*** Begin section ***
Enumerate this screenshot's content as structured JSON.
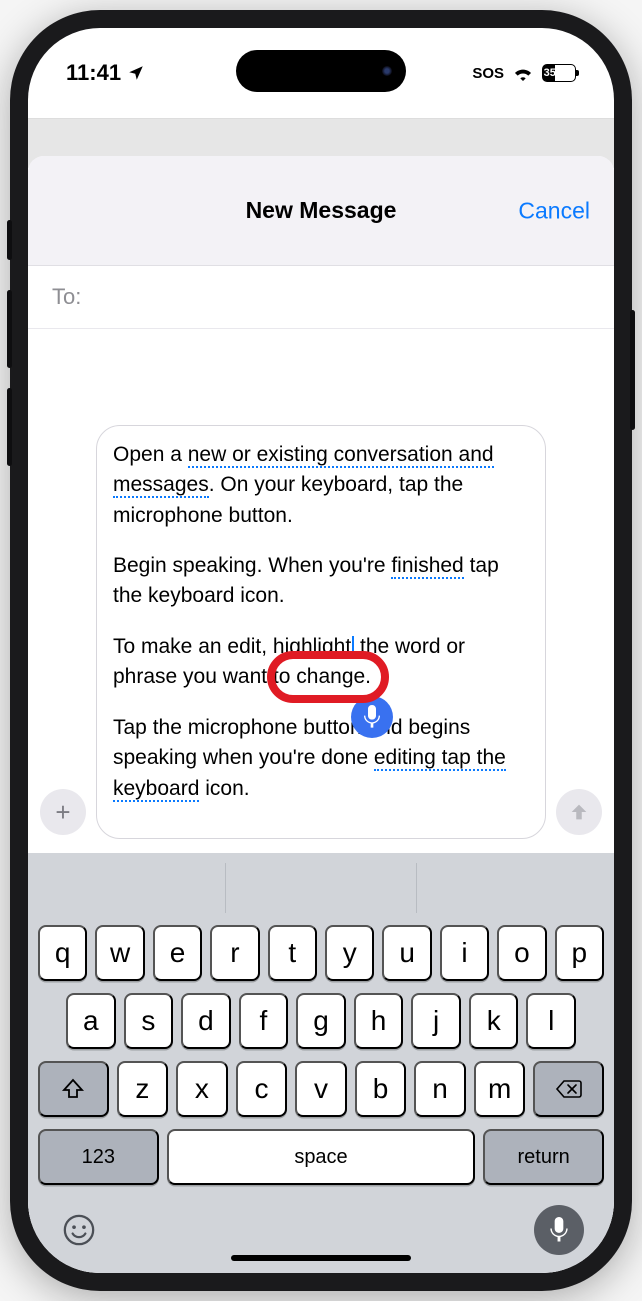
{
  "status_bar": {
    "time": "11:41",
    "sos": "SOS",
    "battery_pct": "35"
  },
  "sheet": {
    "title": "New Message",
    "cancel": "Cancel",
    "to_label": "To:"
  },
  "message": {
    "p1a": "Open a ",
    "p1b": "new or existing conversation and messages",
    "p1c": ". On your keyboard, tap the microphone button.",
    "p2a": "Begin speaking. When you're ",
    "p2b": "finished",
    "p2c": " tap the keyboard icon.",
    "p3a": "To make an edit, ",
    "p3_highlight": "highlight",
    "p3b": " the word or phrase you want to change.",
    "p4a": "Tap the microphone button and begins speaking when you're done ",
    "p4b": "editing tap the keyboard",
    "p4c": " icon."
  },
  "keyboard": {
    "row1": [
      "q",
      "w",
      "e",
      "r",
      "t",
      "y",
      "u",
      "i",
      "o",
      "p"
    ],
    "row2": [
      "a",
      "s",
      "d",
      "f",
      "g",
      "h",
      "j",
      "k",
      "l"
    ],
    "row3": [
      "z",
      "x",
      "c",
      "v",
      "b",
      "n",
      "m"
    ],
    "num": "123",
    "space": "space",
    "ret": "return"
  }
}
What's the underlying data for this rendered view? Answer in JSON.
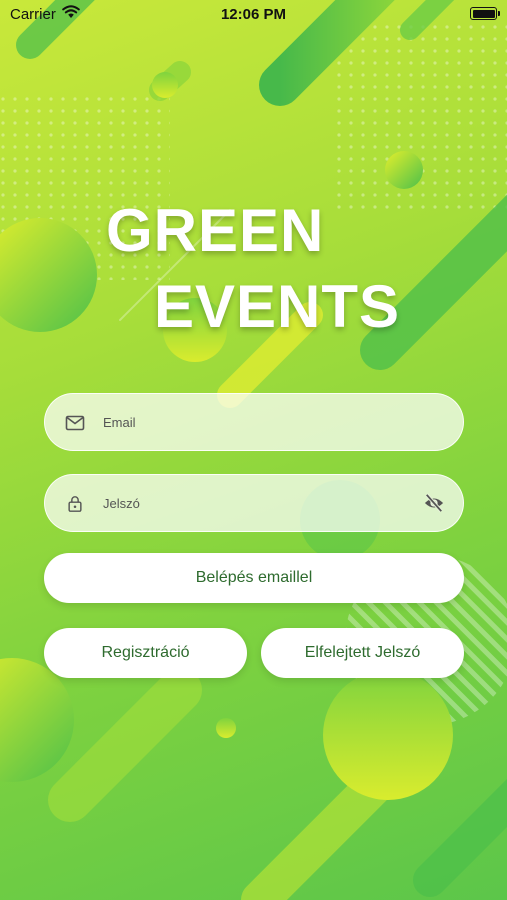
{
  "status_bar": {
    "carrier": "Carrier",
    "time": "12:06 PM"
  },
  "app": {
    "title_line1": "GREEN",
    "title_line2": "EVENTS"
  },
  "login_form": {
    "email_placeholder": "Email",
    "password_placeholder": "Jelszó",
    "email_icon": "mail-icon",
    "password_icon": "lock-icon",
    "visibility_icon": "eye-off-icon",
    "login_button": "Belépés emaillel",
    "register_button": "Regisztráció",
    "forgot_button": "Elfelejtett Jelszó"
  },
  "colors": {
    "accent": "#2e6b2e",
    "bg_top": "#c9e83a",
    "bg_bottom": "#5cc64a"
  }
}
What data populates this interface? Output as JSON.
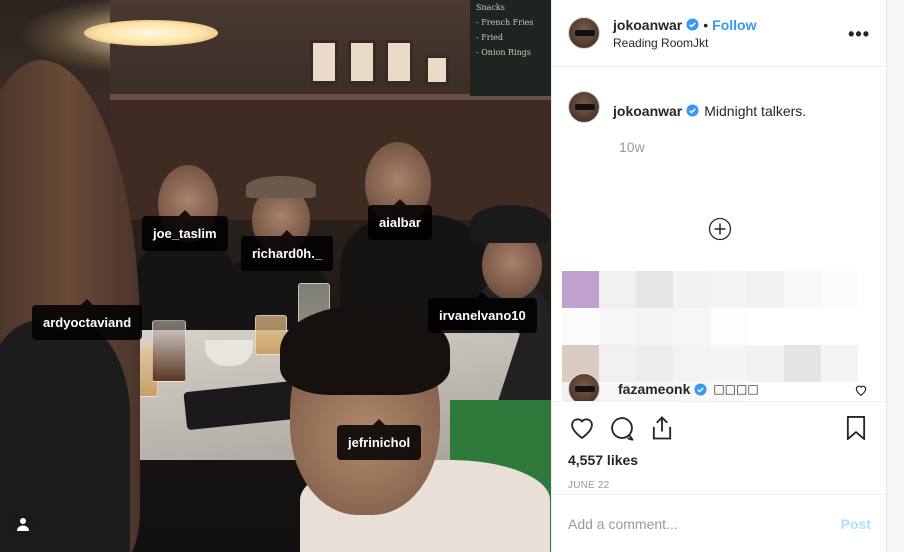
{
  "photo": {
    "tags": [
      {
        "label": "joe_taslim"
      },
      {
        "label": "richard0h._"
      },
      {
        "label": "aialbar"
      },
      {
        "label": "ardyoctaviand"
      },
      {
        "label": "irvanelvano10"
      },
      {
        "label": "jefrinichol"
      }
    ],
    "chalkboard_lines": [
      "Snacks",
      "- French Fries",
      "- Fried",
      "- Onion Rings"
    ],
    "user_toggle_icon": "user-silhouette-icon"
  },
  "header": {
    "username": "jokoanwar",
    "separator": "•",
    "follow_label": "Follow",
    "location": "Reading RoomJkt",
    "more_icon": "more-options-icon"
  },
  "caption": {
    "username": "jokoanwar",
    "text": "Midnight talkers.",
    "time_ago": "10w"
  },
  "comment": {
    "username": "fazameonk",
    "text": "□□□□"
  },
  "actions": {
    "likes": "4,557 likes",
    "date": "JUNE 22"
  },
  "add_comment": {
    "placeholder": "Add a comment...",
    "post_label": "Post"
  },
  "colors": {
    "link_blue": "#3897f0",
    "verified_blue": "#3897f0",
    "post_disabled": "#b2dffc"
  }
}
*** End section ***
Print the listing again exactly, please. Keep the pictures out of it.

▶ Reply:
Enumerate this screenshot's content as structured JSON.
{
  "status_bar": {
    "time": "11:41",
    "sos": "SOS",
    "battery_pct": "35"
  },
  "sheet": {
    "title": "New Message",
    "cancel": "Cancel",
    "to_label": "To:"
  },
  "message": {
    "p1a": "Open a ",
    "p1b": "new or existing conversation and messages",
    "p1c": ". On your keyboard, tap the microphone button.",
    "p2a": "Begin speaking. When you're ",
    "p2b": "finished",
    "p2c": " tap the keyboard icon.",
    "p3a": "To make an edit, ",
    "p3_highlight": "highlight",
    "p3b": " the word or phrase you want to change.",
    "p4a": "Tap the microphone button and begins speaking when you're done ",
    "p4b": "editing tap the keyboard",
    "p4c": " icon."
  },
  "keyboard": {
    "row1": [
      "q",
      "w",
      "e",
      "r",
      "t",
      "y",
      "u",
      "i",
      "o",
      "p"
    ],
    "row2": [
      "a",
      "s",
      "d",
      "f",
      "g",
      "h",
      "j",
      "k",
      "l"
    ],
    "row3": [
      "z",
      "x",
      "c",
      "v",
      "b",
      "n",
      "m"
    ],
    "num": "123",
    "space": "space",
    "ret": "return"
  }
}
What's the underlying data for this rendered view? Answer in JSON.
{
  "status_bar": {
    "carrier": "Carrier",
    "time": "12:06 PM"
  },
  "app": {
    "title_line1": "GREEN",
    "title_line2": "EVENTS"
  },
  "login_form": {
    "email_placeholder": "Email",
    "password_placeholder": "Jelszó",
    "email_icon": "mail-icon",
    "password_icon": "lock-icon",
    "visibility_icon": "eye-off-icon",
    "login_button": "Belépés emaillel",
    "register_button": "Regisztráció",
    "forgot_button": "Elfelejtett Jelszó"
  },
  "colors": {
    "accent": "#2e6b2e",
    "bg_top": "#c9e83a",
    "bg_bottom": "#5cc64a"
  }
}
What data populates this interface? Output as JSON.
{
  "photo": {
    "tags": [
      {
        "label": "joe_taslim"
      },
      {
        "label": "richard0h._"
      },
      {
        "label": "aialbar"
      },
      {
        "label": "ardyoctaviand"
      },
      {
        "label": "irvanelvano10"
      },
      {
        "label": "jefrinichol"
      }
    ],
    "chalkboard_lines": [
      "Snacks",
      "- French Fries",
      "- Fried",
      "- Onion Rings"
    ],
    "user_toggle_icon": "user-silhouette-icon"
  },
  "header": {
    "username": "jokoanwar",
    "separator": "•",
    "follow_label": "Follow",
    "location": "Reading RoomJkt",
    "more_icon": "more-options-icon"
  },
  "caption": {
    "username": "jokoanwar",
    "text": "Midnight talkers.",
    "time_ago": "10w"
  },
  "comment": {
    "username": "fazameonk",
    "text": "□□□□"
  },
  "actions": {
    "likes": "4,557 likes",
    "date": "JUNE 22"
  },
  "add_comment": {
    "placeholder": "Add a comment...",
    "post_label": "Post"
  },
  "colors": {
    "link_blue": "#3897f0",
    "verified_blue": "#3897f0",
    "post_disabled": "#b2dffc"
  }
}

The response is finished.